Requirement> Every line that contains the word "this" should be copied from the records below.

Data to process>
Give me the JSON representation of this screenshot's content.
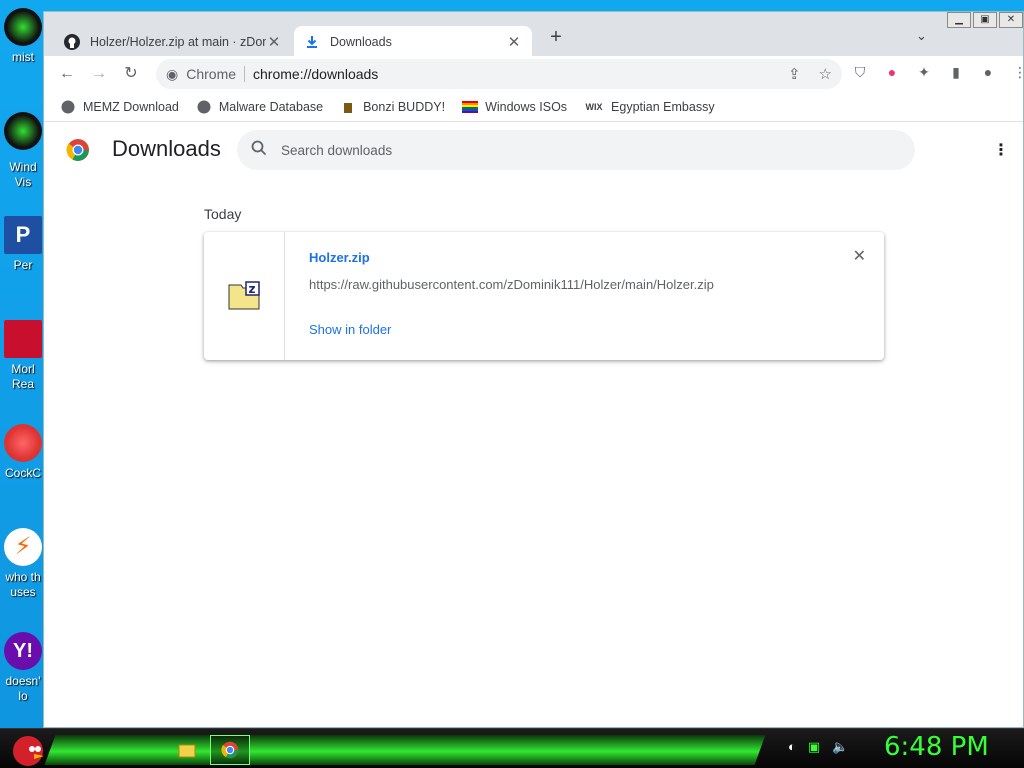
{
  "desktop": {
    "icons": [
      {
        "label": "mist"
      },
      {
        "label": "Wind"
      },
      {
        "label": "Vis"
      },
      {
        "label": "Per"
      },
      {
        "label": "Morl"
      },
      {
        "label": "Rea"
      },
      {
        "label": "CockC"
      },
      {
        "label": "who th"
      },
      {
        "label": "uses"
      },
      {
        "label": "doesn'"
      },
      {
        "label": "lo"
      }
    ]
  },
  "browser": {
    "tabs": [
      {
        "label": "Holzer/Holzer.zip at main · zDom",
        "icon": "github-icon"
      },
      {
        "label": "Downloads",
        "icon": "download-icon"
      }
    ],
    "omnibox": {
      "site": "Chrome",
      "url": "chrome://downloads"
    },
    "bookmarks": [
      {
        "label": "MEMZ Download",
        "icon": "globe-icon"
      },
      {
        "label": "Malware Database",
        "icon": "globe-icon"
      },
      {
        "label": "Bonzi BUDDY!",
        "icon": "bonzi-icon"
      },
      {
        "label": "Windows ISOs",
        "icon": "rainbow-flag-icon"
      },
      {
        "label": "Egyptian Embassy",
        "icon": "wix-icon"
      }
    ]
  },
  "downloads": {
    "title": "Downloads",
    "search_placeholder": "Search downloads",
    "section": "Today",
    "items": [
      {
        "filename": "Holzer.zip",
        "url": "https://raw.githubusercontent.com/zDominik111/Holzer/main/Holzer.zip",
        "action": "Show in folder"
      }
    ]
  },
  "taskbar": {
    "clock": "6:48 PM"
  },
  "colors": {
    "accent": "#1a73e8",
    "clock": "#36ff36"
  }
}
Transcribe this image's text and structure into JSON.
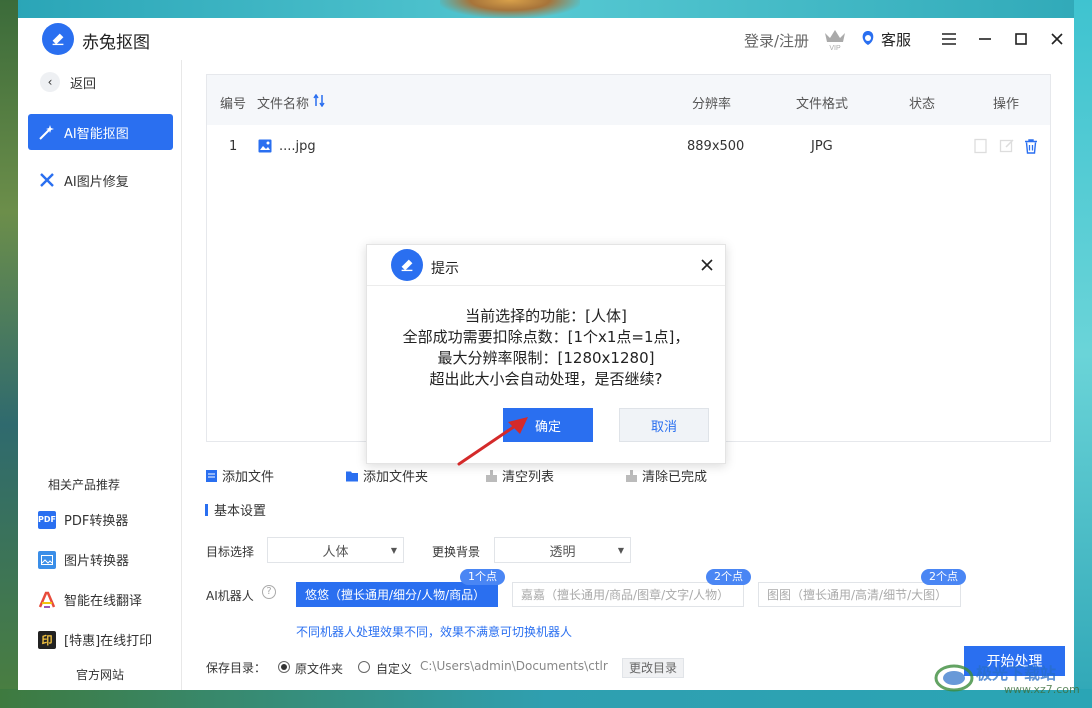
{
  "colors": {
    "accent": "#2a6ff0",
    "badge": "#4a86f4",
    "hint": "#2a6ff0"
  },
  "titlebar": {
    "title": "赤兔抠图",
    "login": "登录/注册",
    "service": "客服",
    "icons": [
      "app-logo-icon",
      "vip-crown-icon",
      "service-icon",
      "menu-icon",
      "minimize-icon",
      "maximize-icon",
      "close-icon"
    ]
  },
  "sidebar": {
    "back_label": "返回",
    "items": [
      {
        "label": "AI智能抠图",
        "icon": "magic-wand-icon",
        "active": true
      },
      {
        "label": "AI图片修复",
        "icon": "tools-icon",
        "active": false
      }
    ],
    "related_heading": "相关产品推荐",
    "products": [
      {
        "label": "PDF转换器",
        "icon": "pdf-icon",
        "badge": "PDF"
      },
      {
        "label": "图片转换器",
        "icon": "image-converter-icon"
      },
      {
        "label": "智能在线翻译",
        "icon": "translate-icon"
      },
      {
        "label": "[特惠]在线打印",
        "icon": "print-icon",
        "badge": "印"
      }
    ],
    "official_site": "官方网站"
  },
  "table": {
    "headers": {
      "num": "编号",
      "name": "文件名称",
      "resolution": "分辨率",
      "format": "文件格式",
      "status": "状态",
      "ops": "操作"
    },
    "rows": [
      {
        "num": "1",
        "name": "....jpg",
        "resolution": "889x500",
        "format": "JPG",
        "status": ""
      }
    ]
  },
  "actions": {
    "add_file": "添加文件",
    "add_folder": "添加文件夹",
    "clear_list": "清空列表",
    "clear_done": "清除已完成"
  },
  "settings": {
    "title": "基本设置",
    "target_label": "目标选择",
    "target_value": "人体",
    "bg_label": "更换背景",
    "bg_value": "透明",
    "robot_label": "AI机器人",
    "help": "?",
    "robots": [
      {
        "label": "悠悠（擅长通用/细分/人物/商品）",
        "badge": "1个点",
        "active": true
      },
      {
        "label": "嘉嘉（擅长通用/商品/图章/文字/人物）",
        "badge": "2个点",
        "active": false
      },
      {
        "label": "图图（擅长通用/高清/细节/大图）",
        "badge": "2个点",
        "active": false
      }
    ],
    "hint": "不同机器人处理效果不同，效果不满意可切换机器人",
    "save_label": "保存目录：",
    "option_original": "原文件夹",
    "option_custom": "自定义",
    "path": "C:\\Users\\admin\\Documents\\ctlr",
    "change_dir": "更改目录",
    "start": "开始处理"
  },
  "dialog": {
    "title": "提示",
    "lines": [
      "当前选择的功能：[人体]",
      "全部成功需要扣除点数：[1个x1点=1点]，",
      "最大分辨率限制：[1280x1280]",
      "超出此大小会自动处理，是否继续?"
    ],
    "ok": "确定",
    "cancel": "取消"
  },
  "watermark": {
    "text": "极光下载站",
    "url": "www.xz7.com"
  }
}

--

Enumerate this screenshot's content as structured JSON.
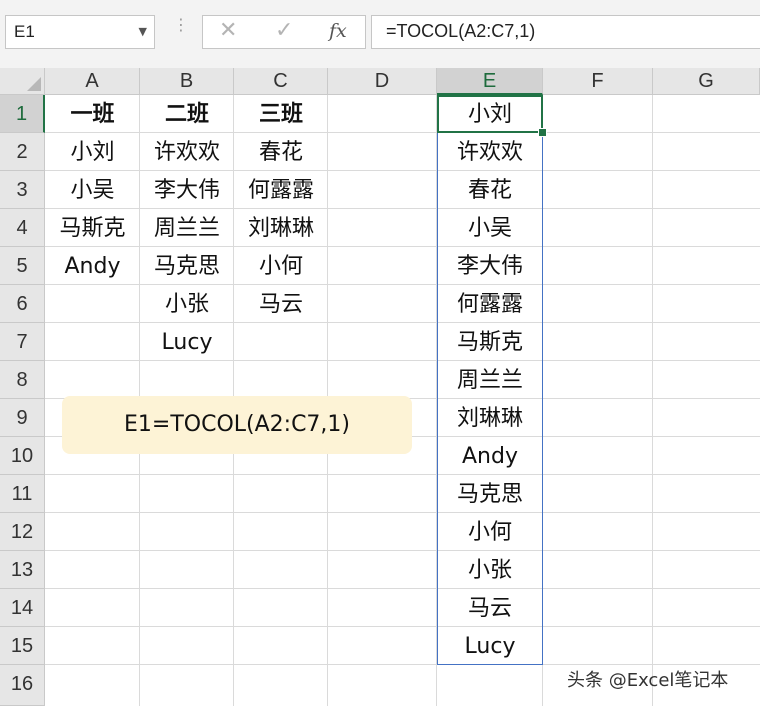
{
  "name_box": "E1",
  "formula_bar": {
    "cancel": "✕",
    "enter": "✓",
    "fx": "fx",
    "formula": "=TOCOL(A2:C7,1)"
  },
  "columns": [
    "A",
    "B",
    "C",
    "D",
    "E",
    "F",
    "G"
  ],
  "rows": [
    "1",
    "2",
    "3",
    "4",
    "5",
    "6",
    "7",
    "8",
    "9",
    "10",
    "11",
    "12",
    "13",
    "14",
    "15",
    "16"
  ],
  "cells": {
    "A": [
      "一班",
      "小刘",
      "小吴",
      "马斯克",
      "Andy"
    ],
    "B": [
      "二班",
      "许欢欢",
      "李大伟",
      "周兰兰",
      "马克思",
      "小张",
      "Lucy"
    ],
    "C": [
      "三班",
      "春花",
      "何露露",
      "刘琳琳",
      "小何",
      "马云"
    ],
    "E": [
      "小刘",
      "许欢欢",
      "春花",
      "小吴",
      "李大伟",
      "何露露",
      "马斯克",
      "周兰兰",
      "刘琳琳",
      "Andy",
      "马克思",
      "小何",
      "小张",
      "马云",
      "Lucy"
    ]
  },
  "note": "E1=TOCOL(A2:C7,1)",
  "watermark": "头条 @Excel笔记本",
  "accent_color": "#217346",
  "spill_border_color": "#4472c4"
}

Problem solution>
Give me the JSON representation of this screenshot's content.
Transcribe this image's text and structure into JSON.
Enumerate this screenshot's content as structured JSON.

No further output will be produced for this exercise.